**WORK TO COMPLETE:** Among the lines below, some may hold the word "service"; state how many do, giving only the number.

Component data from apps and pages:
----------------------------------------

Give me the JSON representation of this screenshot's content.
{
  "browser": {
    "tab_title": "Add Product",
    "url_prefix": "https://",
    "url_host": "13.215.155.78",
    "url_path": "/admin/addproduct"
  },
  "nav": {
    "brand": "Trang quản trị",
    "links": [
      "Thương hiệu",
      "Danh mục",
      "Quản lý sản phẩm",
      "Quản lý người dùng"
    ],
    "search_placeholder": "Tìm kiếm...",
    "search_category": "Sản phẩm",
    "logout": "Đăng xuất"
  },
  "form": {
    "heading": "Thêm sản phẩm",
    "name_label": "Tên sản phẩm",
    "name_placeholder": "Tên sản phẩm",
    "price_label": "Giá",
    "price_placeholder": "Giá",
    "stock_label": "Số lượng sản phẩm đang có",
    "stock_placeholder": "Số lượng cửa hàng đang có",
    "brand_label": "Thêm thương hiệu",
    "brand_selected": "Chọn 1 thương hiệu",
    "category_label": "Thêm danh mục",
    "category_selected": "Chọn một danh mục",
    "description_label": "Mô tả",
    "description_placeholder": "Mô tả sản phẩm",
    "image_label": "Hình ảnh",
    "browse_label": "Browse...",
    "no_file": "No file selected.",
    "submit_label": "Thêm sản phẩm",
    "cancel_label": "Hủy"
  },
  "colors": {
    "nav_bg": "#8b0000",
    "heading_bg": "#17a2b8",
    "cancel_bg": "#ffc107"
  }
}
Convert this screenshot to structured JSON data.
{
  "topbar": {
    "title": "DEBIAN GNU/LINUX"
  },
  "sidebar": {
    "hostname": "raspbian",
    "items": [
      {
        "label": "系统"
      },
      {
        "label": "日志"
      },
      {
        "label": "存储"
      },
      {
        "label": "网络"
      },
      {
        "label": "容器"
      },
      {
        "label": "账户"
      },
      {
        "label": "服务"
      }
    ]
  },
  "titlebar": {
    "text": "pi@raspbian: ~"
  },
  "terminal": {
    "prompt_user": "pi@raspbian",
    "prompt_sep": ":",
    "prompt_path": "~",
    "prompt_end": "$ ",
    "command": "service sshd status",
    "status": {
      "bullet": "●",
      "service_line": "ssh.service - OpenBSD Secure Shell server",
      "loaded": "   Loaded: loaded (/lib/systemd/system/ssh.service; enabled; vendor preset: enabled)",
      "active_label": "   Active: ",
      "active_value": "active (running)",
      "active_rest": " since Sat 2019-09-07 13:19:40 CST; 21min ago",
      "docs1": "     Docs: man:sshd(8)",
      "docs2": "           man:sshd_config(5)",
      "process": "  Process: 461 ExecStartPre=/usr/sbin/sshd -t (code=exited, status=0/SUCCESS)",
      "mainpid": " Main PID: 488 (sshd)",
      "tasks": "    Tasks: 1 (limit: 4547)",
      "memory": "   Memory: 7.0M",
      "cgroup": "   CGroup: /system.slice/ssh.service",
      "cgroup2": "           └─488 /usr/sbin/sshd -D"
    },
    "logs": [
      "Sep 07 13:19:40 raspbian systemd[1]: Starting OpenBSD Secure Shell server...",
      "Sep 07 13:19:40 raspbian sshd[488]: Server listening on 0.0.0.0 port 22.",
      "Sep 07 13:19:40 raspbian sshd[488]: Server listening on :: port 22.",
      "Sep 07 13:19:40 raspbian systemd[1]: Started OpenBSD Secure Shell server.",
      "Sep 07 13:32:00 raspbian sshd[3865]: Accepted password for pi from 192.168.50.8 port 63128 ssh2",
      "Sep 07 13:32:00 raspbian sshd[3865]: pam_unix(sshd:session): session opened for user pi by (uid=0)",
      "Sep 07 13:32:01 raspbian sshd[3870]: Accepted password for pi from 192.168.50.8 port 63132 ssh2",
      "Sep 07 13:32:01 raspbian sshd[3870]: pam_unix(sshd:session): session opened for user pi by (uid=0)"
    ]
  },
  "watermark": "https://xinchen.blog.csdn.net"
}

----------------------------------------

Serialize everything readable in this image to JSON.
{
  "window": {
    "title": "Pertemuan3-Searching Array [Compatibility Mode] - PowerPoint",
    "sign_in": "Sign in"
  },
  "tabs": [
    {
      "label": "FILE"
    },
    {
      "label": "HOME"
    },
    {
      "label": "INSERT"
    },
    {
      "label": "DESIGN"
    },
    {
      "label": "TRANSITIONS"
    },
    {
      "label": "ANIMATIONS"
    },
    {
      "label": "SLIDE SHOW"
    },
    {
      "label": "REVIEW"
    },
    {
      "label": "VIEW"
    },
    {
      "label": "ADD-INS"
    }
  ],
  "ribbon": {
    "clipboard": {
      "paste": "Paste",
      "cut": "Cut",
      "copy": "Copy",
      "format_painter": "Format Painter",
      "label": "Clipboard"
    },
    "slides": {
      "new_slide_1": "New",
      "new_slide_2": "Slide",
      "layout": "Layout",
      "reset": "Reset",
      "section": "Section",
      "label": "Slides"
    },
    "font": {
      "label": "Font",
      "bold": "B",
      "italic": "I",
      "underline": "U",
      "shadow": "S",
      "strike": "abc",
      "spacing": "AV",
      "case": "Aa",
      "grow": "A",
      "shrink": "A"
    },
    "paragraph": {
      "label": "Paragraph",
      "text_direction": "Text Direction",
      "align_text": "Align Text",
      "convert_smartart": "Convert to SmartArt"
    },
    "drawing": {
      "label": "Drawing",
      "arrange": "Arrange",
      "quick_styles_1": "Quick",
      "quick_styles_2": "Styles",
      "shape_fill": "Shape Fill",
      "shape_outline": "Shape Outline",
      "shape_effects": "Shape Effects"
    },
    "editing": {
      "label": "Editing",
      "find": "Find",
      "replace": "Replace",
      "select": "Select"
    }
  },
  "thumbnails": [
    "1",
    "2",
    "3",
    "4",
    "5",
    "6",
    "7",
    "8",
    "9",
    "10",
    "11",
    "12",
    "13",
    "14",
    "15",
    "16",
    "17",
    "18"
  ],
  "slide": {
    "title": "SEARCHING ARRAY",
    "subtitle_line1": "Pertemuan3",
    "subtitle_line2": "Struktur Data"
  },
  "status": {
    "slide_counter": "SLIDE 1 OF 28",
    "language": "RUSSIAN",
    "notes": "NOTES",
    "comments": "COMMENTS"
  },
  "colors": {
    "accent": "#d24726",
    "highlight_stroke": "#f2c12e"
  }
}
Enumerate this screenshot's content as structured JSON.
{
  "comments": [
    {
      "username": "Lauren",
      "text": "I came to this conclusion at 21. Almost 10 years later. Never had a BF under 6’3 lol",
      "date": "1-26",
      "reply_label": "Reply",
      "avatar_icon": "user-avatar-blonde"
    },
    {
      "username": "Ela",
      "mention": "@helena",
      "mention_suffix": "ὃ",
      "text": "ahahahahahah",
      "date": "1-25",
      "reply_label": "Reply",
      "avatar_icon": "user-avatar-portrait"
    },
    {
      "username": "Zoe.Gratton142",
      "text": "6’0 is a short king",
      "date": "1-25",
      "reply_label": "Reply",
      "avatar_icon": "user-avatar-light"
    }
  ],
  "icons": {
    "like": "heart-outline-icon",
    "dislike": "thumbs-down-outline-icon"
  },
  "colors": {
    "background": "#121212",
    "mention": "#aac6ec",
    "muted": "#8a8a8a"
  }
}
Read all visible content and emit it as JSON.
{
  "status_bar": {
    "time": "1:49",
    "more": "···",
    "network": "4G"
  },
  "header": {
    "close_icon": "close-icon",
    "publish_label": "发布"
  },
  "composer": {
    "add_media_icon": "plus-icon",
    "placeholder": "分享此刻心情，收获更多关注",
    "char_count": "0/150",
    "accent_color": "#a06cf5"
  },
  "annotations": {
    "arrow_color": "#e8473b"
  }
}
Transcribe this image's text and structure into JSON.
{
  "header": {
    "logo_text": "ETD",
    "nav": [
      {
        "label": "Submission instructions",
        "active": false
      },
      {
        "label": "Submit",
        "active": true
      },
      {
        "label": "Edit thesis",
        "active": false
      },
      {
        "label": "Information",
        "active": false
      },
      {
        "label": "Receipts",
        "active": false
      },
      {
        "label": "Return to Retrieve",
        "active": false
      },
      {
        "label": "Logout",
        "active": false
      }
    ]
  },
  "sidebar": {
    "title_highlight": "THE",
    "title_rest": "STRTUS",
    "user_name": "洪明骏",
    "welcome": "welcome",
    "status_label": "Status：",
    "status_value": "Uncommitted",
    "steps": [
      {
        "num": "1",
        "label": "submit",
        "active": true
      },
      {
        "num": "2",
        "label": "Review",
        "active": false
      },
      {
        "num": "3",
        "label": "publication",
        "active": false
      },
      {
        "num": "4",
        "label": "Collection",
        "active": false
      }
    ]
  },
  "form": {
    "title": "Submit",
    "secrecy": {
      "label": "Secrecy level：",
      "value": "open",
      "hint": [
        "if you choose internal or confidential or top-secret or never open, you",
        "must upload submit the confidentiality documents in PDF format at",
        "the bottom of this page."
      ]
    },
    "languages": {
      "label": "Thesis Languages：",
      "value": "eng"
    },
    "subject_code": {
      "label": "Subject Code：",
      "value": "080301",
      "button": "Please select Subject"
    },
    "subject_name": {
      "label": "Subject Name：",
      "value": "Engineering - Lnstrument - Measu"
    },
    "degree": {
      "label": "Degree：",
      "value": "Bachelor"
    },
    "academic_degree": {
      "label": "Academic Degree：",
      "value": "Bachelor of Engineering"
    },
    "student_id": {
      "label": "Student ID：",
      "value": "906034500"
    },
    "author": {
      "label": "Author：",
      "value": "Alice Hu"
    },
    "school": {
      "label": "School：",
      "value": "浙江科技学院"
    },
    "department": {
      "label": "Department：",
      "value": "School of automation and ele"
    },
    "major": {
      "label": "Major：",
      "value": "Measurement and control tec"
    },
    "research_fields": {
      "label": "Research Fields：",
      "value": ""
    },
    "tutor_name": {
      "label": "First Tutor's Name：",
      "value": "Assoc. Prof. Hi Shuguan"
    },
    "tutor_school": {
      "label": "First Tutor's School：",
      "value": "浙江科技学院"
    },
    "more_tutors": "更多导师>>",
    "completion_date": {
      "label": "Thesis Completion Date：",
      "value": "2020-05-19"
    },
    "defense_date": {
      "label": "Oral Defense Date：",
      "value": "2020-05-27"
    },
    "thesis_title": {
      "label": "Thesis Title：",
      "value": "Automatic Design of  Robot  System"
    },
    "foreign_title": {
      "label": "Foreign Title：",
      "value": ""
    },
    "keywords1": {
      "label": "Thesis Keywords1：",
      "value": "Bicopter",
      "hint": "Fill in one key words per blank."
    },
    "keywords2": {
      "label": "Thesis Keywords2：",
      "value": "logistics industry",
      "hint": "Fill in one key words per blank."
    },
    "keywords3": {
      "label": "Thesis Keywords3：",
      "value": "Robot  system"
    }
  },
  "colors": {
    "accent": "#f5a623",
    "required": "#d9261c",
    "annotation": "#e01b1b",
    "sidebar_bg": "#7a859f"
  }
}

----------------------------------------

**ANSWER TO THE PROBLEM:** 4